Perhaps there is some postmodern irony in Manson's position in our culture today - his image, his name, his deeds, are floating signifiers that retain somethings of a "charge" among people who can remember what he was truly about (much like the notion of the (60s"). I personally don't get it, but that's all I can come up with.

Anonymous said...

The sixties are forgotten because many of those that lived through it and reveled in it have now become the more mainstream middle class American yuppies that make a good living and wouldn't dream of allowing their children live a sixties lifestyle.

Rebellion against society of those times has been replaced with the same people who elected Ronald Reagan twice as president.

That was a difficult time for some of us. Vietnam was on one side of the planet and the anti-Vietnam world on the other. The sixties were devastating.

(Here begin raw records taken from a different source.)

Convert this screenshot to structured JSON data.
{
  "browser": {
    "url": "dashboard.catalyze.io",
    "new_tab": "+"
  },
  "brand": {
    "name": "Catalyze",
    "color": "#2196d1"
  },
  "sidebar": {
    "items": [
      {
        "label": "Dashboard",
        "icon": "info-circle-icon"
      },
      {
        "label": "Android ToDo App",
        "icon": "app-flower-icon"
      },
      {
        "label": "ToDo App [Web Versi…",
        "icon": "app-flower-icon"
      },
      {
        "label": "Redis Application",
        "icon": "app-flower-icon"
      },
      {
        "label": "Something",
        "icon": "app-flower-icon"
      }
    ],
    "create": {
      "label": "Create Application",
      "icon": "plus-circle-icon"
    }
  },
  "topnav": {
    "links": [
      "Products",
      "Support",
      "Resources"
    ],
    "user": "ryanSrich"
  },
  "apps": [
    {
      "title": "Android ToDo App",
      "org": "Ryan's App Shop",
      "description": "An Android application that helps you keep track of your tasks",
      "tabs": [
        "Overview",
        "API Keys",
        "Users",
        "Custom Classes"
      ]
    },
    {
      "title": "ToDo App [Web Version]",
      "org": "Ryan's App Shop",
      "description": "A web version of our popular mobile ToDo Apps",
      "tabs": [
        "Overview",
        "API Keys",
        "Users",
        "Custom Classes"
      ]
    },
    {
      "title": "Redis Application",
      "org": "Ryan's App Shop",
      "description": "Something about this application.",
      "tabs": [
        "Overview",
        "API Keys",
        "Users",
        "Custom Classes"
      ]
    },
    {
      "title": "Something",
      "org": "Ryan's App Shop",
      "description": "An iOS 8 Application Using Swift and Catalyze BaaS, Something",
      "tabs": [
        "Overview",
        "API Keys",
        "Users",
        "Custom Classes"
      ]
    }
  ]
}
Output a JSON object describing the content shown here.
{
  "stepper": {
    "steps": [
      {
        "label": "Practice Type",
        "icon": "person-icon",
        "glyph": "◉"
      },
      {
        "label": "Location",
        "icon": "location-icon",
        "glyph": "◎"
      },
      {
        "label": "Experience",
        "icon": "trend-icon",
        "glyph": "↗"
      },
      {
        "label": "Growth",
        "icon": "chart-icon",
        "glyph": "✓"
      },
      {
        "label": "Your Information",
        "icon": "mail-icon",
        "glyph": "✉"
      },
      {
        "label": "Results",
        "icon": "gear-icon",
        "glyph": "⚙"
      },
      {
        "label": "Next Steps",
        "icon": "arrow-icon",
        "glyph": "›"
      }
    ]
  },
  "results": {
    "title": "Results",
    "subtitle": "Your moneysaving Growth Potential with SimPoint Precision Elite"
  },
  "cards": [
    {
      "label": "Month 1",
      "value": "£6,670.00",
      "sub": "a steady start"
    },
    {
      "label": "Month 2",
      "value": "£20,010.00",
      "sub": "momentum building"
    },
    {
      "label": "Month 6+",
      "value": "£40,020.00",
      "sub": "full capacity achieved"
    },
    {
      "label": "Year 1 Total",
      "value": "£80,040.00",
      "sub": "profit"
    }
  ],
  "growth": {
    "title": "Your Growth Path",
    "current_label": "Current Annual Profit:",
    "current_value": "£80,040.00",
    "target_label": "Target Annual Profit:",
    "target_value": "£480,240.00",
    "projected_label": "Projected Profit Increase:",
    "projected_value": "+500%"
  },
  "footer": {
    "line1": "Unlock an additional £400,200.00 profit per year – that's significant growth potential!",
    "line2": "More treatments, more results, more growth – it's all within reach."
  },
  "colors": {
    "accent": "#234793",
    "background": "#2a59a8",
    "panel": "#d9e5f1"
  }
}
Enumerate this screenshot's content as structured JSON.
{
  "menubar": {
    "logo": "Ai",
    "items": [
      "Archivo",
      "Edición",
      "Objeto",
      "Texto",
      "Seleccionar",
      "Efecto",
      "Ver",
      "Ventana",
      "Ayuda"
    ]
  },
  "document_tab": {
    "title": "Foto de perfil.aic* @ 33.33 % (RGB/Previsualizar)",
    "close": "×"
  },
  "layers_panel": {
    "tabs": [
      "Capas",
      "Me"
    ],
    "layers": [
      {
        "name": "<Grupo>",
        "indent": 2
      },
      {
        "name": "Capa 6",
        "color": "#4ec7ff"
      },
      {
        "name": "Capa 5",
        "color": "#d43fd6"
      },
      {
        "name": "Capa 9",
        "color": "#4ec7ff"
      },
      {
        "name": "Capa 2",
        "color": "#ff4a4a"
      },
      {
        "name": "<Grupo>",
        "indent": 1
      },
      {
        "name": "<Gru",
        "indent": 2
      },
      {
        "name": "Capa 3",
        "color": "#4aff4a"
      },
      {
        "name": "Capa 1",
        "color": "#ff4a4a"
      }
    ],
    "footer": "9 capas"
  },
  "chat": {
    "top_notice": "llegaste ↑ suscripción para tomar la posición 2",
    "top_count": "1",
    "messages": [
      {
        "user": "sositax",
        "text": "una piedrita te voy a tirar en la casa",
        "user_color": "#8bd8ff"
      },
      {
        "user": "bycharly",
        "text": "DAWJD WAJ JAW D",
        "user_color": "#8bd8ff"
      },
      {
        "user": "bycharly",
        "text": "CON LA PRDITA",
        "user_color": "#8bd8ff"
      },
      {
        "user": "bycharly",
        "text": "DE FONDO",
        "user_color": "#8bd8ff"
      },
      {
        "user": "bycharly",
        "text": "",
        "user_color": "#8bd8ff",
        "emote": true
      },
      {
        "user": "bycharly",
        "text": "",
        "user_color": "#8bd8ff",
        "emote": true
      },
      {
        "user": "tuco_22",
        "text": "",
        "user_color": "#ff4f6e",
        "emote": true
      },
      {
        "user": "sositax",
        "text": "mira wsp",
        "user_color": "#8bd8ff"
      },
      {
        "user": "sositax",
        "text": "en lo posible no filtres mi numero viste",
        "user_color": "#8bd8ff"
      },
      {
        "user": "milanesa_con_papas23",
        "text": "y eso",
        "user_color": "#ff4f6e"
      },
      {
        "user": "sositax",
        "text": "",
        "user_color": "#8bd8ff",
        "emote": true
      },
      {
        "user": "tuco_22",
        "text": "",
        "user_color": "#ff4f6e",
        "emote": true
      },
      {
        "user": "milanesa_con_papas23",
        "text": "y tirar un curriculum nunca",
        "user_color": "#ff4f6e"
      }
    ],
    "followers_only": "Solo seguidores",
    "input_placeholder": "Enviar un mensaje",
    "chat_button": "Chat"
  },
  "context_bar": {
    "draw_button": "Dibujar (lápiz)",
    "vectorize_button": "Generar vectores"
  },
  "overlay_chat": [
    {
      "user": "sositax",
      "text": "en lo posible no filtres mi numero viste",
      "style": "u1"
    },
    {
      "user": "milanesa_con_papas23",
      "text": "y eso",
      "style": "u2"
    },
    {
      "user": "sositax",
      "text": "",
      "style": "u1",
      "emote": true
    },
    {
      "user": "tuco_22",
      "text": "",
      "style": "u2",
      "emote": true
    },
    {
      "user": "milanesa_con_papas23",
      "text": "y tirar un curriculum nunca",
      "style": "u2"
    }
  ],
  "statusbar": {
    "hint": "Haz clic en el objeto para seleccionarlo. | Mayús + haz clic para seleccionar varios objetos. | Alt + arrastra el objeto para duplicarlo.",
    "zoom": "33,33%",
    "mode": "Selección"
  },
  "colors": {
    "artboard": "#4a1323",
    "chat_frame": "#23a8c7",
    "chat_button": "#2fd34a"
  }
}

Some believe that the "Leave it to Beaver" sense of community, look after your neighbor attitude, and a touch of cultural naivety could benefit the cultural wasteland of the Jerry Springer world of society today.

On the other hand, the sixties confronted a stiff social order that openly discriminated against people of all sorts and really kept a bite on creativity in many areas of society. It was a pretty harsh place for those on the other side of the mainstream.

Too often the sixties are romanticized in icons (good or evil) like Kennedy, Jimmy Hendrix, the Beatles. MLK Jr., Marilyn Monroe, Woodstock and yes, even Manson.

Charles Manson was a mass murderer and an example of what society can spiral down to left to its own devices. His saga represents the base nature of humanity that drove the likes of other degenerate notorious figures.

Manson represents the dark side of the sixties that we would forget about a lot sooner had he not lived to keep his persona in the public arena for decades later to provide social context.

The sixties had the death penalty in many more states and had Manson and his crew been executed, like many thought they deserved; he would have joined the ranks of other demonized and forgotten idiots. He can't die in prison soon enough for many of us who would rather not recall the sixties with him on the front page.

Todd Mayo said...

The answer to your question,” Isn’t forty years of Charles Manson enough", is an unqualified YES!! If there was anything to be learned from the things this man inspired I am certain those lessons have been assimilated. Now, those horrible murders are part of an entire canon of psychological/sociological history long-since replaced in our collective frame of reference by Timothy McVeigh, Columbine and other tragically damaged people whose tortured lives spilled over and destroyed others.
An anniversary of the "Manson Murders"? I'll skip it.

robert.fischl said...

Manson held a spell over his followers - I would compare him to Jim Jones and others who have brought an early death to their followers - ala Waco. He is a fascinating fellow, forty years later.